Work task:
Repeat the whole of the data, keeping every detail the same.

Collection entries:
-.-.-

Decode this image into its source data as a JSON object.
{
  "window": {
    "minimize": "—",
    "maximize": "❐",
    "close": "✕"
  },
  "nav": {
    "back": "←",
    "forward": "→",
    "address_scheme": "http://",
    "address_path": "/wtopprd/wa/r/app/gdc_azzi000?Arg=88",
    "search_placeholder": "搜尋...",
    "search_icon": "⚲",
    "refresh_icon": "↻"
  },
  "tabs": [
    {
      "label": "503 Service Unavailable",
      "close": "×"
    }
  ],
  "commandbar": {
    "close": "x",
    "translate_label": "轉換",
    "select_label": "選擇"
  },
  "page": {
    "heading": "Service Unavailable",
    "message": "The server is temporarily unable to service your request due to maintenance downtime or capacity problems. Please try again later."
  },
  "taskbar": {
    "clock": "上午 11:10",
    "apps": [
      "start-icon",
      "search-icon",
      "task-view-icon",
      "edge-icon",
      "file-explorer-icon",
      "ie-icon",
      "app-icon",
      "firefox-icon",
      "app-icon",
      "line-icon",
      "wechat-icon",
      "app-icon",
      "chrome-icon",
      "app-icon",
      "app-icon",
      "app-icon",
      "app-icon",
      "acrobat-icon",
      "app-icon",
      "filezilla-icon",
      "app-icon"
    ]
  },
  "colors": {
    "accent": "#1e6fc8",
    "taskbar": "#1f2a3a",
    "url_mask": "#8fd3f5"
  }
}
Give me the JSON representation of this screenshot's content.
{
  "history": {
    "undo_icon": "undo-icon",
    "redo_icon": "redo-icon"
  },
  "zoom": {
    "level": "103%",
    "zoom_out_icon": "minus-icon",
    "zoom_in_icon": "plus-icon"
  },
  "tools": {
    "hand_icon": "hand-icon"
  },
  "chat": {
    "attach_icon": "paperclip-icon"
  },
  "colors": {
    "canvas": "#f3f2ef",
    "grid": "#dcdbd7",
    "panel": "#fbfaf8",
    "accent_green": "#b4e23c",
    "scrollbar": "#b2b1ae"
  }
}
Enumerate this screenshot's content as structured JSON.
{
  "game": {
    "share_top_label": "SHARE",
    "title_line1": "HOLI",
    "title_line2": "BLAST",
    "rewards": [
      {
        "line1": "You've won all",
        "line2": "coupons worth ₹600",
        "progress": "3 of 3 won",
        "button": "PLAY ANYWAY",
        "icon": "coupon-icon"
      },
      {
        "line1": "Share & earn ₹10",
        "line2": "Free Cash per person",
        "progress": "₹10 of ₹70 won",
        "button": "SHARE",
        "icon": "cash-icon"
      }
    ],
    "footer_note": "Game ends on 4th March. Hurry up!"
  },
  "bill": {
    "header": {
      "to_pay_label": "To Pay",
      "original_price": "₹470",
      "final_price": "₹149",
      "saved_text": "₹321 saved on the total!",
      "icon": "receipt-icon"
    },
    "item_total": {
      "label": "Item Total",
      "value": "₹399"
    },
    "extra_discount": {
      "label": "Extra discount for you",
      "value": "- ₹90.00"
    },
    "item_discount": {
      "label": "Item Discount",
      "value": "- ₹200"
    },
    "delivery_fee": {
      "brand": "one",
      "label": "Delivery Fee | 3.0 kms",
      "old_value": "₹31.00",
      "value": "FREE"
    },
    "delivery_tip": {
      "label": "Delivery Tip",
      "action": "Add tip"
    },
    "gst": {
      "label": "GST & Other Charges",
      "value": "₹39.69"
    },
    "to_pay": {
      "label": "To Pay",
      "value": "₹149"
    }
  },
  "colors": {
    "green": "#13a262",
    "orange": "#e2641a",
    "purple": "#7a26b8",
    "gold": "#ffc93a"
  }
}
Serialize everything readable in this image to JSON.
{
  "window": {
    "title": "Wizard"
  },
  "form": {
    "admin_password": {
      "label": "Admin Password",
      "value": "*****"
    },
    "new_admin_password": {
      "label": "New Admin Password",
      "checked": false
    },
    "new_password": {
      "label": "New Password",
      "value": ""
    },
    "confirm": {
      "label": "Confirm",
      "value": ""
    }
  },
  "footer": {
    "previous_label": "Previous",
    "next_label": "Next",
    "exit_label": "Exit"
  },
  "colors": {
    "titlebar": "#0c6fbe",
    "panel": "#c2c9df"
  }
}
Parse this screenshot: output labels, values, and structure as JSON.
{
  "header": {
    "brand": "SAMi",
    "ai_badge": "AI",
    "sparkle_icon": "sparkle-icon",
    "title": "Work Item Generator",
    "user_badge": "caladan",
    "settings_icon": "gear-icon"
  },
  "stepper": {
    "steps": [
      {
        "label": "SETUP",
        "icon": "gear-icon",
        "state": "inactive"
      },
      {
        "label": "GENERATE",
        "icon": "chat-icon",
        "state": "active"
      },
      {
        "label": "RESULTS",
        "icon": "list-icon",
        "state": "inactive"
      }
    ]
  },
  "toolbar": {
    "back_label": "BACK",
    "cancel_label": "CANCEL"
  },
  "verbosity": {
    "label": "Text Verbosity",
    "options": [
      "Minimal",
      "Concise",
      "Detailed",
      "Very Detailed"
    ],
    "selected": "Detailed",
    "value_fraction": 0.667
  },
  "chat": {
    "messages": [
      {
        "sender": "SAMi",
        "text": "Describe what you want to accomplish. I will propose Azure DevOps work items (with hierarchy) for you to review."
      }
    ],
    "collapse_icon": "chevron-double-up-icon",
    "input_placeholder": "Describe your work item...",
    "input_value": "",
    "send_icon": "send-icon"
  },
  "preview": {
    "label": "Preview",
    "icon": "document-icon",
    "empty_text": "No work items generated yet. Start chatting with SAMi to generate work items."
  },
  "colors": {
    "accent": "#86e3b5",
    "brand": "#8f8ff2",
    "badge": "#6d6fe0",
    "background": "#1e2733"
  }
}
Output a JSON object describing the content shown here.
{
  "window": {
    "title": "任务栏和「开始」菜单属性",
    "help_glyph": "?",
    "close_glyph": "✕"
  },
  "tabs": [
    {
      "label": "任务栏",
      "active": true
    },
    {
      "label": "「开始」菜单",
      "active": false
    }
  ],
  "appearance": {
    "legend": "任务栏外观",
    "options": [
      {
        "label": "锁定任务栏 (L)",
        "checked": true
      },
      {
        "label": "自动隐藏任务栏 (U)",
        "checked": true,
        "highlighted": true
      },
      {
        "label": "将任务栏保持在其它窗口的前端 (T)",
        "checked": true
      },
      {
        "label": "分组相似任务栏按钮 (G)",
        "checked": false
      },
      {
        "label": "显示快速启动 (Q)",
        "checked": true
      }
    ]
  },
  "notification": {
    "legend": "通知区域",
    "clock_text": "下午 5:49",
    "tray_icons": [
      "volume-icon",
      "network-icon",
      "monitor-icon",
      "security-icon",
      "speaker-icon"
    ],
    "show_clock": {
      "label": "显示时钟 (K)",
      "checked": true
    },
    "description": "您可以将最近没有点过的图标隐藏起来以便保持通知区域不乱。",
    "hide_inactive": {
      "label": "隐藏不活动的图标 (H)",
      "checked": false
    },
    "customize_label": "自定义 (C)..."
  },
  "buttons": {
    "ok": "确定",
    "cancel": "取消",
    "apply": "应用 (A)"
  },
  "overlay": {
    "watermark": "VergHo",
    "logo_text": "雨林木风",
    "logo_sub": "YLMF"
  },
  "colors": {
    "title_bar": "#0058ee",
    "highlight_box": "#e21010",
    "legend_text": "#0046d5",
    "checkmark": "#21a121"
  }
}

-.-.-

Answer to this problem:
Decode this image into its source data as a JSON object.
{
  "window": {
    "minimize": "—",
    "maximize": "❐",
    "close": "✕"
  },
  "nav": {
    "back": "←",
    "forward": "→",
    "address_scheme": "http://",
    "address_path": "/wtopprd/wa/r/app/gdc_azzi000?Arg=88",
    "search_placeholder": "搜尋...",
    "search_icon": "⚲",
    "refresh_icon": "↻"
  },
  "tabs": [
    {
      "label": "503 Service Unavailable",
      "close": "×"
    }
  ],
  "commandbar": {
    "close": "x",
    "translate_label": "轉換",
    "select_label": "選擇"
  },
  "page": {
    "heading": "Service Unavailable",
    "message": "The server is temporarily unable to service your request due to maintenance downtime or capacity problems. Please try again later."
  },
  "taskbar": {
    "clock": "上午 11:10",
    "apps": [
      "start-icon",
      "search-icon",
      "task-view-icon",
      "edge-icon",
      "file-explorer-icon",
      "ie-icon",
      "app-icon",
      "firefox-icon",
      "app-icon",
      "line-icon",
      "wechat-icon",
      "app-icon",
      "chrome-icon",
      "app-icon",
      "app-icon",
      "app-icon",
      "app-icon",
      "acrobat-icon",
      "app-icon",
      "filezilla-icon",
      "app-icon"
    ]
  },
  "colors": {
    "accent": "#1e6fc8",
    "taskbar": "#1f2a3a",
    "url_mask": "#8fd3f5"
  }
}
Give me the JSON representation of this screenshot's content.
{
  "history": {
    "undo_icon": "undo-icon",
    "redo_icon": "redo-icon"
  },
  "zoom": {
    "level": "103%",
    "zoom_out_icon": "minus-icon",
    "zoom_in_icon": "plus-icon"
  },
  "tools": {
    "hand_icon": "hand-icon"
  },
  "chat": {
    "attach_icon": "paperclip-icon"
  },
  "colors": {
    "canvas": "#f3f2ef",
    "grid": "#dcdbd7",
    "panel": "#fbfaf8",
    "accent_green": "#b4e23c",
    "scrollbar": "#b2b1ae"
  }
}
Enumerate this screenshot's content as structured JSON.
{
  "game": {
    "share_top_label": "SHARE",
    "title_line1": "HOLI",
    "title_line2": "BLAST",
    "rewards": [
      {
        "line1": "You've won all",
        "line2": "coupons worth ₹600",
        "progress": "3 of 3 won",
        "button": "PLAY ANYWAY",
        "icon": "coupon-icon"
      },
      {
        "line1": "Share & earn ₹10",
        "line2": "Free Cash per person",
        "progress": "₹10 of ₹70 won",
        "button": "SHARE",
        "icon": "cash-icon"
      }
    ],
    "footer_note": "Game ends on 4th March. Hurry up!"
  },
  "bill": {
    "header": {
      "to_pay_label": "To Pay",
      "original_price": "₹470",
      "final_price": "₹149",
      "saved_text": "₹321 saved on the total!",
      "icon": "receipt-icon"
    },
    "item_total": {
      "label": "Item Total",
      "value": "₹399"
    },
    "extra_discount": {
      "label": "Extra discount for you",
      "value": "- ₹90.00"
    },
    "item_discount": {
      "label": "Item Discount",
      "value": "- ₹200"
    },
    "delivery_fee": {
      "brand": "one",
      "label": "Delivery Fee | 3.0 kms",
      "old_value": "₹31.00",
      "value": "FREE"
    },
    "delivery_tip": {
      "label": "Delivery Tip",
      "action": "Add tip"
    },
    "gst": {
      "label": "GST & Other Charges",
      "value": "₹39.69"
    },
    "to_pay": {
      "label": "To Pay",
      "value": "₹149"
    }
  },
  "colors": {
    "green": "#13a262",
    "orange": "#e2641a",
    "purple": "#7a26b8",
    "gold": "#ffc93a"
  }
}
Serialize everything readable in this image to JSON.
{
  "window": {
    "title": "Wizard"
  },
  "form": {
    "admin_password": {
      "label": "Admin Password",
      "value": "*****"
    },
    "new_admin_password": {
      "label": "New Admin Password",
      "checked": false
    },
    "new_password": {
      "label": "New Password",
      "value": ""
    },
    "confirm": {
      "label": "Confirm",
      "value": ""
    }
  },
  "footer": {
    "previous_label": "Previous",
    "next_label": "Next",
    "exit_label": "Exit"
  },
  "colors": {
    "titlebar": "#0c6fbe",
    "panel": "#c2c9df"
  }
}
Parse this screenshot: output labels, values, and structure as JSON.
{
  "header": {
    "brand": "SAMi",
    "ai_badge": "AI",
    "sparkle_icon": "sparkle-icon",
    "title": "Work Item Generator",
    "user_badge": "caladan",
    "settings_icon": "gear-icon"
  },
  "stepper": {
    "steps": [
      {
        "label": "SETUP",
        "icon": "gear-icon",
        "state": "inactive"
      },
      {
        "label": "GENERATE",
        "icon": "chat-icon",
        "state": "active"
      },
      {
        "label": "RESULTS",
        "icon": "list-icon",
        "state": "inactive"
      }
    ]
  },
  "toolbar": {
    "back_label": "BACK",
    "cancel_label": "CANCEL"
  },
  "verbosity": {
    "label": "Text Verbosity",
    "options": [
      "Minimal",
      "Concise",
      "Detailed",
      "Very Detailed"
    ],
    "selected": "Detailed",
    "value_fraction": 0.667
  },
  "chat": {
    "messages": [
      {
        "sender": "SAMi",
        "text": "Describe what you want to accomplish. I will propose Azure DevOps work items (with hierarchy) for you to review."
      }
    ],
    "collapse_icon": "chevron-double-up-icon",
    "input_placeholder": "Describe your work item...",
    "input_value": "",
    "send_icon": "send-icon"
  },
  "preview": {
    "label": "Preview",
    "icon": "document-icon",
    "empty_text": "No work items generated yet. Start chatting with SAMi to generate work items."
  },
  "colors": {
    "accent": "#86e3b5",
    "brand": "#8f8ff2",
    "badge": "#6d6fe0",
    "background": "#1e2733"
  }
}
Output a JSON object describing the content shown here.
{
  "window": {
    "title": "任务栏和「开始」菜单属性",
    "help_glyph": "?",
    "close_glyph": "✕"
  },
  "tabs": [
    {
      "label": "任务栏",
      "active": true
    },
    {
      "label": "「开始」菜单",
      "active": false
    }
  ],
  "appearance": {
    "legend": "任务栏外观",
    "options": [
      {
        "label": "锁定任务栏 (L)",
        "checked": true
      },
      {
        "label": "自动隐藏任务栏 (U)",
        "checked": true,
        "highlighted": true
      },
      {
        "label": "将任务栏保持在其它窗口的前端 (T)",
        "checked": true
      },
      {
        "label": "分组相似任务栏按钮 (G)",
        "checked": false
      },
      {
        "label": "显示快速启动 (Q)",
        "checked": true
      }
    ]
  },
  "notification": {
    "legend": "通知区域",
    "clock_text": "下午 5:49",
    "tray_icons": [
      "volume-icon",
      "network-icon",
      "monitor-icon",
      "security-icon",
      "speaker-icon"
    ],
    "show_clock": {
      "label": "显示时钟 (K)",
      "checked": true
    },
    "description": "您可以将最近没有点过的图标隐藏起来以便保持通知区域不乱。",
    "hide_inactive": {
      "label": "隐藏不活动的图标 (H)",
      "checked": false
    },
    "customize_label": "自定义 (C)..."
  },
  "buttons": {
    "ok": "确定",
    "cancel": "取消",
    "apply": "应用 (A)"
  },
  "overlay": {
    "watermark": "VergHo",
    "logo_text": "雨林木风",
    "logo_sub": "YLMF"
  },
  "colors": {
    "title_bar": "#0058ee",
    "highlight_box": "#e21010",
    "legend_text": "#0046d5",
    "checkmark": "#21a121"
  }
}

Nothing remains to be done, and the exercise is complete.